Problem »
Across all the records, filter for lines with the word "from" and copy them.

[[ Material shown, beginning ]]

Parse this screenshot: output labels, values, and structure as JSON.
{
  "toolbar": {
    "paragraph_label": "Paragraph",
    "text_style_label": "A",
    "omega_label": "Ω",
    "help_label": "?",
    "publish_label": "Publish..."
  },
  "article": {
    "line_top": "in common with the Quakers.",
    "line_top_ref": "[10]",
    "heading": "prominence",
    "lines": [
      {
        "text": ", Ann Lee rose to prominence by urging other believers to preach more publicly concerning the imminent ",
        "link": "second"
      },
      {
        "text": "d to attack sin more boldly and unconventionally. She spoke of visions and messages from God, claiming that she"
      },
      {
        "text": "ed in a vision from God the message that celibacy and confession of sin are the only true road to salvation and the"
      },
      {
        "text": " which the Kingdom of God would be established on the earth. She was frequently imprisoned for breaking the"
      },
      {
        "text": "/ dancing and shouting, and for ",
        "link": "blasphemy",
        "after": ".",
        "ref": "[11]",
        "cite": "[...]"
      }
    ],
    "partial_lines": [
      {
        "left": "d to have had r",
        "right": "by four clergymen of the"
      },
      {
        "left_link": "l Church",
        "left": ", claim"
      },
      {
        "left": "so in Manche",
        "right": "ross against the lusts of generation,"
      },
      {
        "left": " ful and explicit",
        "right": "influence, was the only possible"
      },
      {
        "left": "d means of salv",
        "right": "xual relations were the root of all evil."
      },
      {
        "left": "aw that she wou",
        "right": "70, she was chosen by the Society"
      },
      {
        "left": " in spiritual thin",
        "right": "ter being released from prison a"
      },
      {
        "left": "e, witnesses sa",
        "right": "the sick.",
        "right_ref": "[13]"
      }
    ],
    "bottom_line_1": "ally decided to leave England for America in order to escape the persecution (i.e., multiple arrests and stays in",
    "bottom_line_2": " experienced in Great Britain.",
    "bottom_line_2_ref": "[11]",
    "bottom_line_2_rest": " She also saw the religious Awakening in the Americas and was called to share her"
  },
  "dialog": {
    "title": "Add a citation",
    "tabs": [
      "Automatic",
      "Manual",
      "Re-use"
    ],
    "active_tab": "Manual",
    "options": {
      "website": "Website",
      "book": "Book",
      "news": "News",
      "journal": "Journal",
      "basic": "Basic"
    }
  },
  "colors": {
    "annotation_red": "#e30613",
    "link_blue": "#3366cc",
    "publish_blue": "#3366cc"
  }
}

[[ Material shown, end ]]

Your response »
        "text": "d to attack sin more boldly and unconventionally. She spoke of visions and messages from God, claiming that she"
        "text": "ed in a vision from God the message that celibacy and confession of sin are the only true road to salvation and the"
        "right": "ter being released from prison a"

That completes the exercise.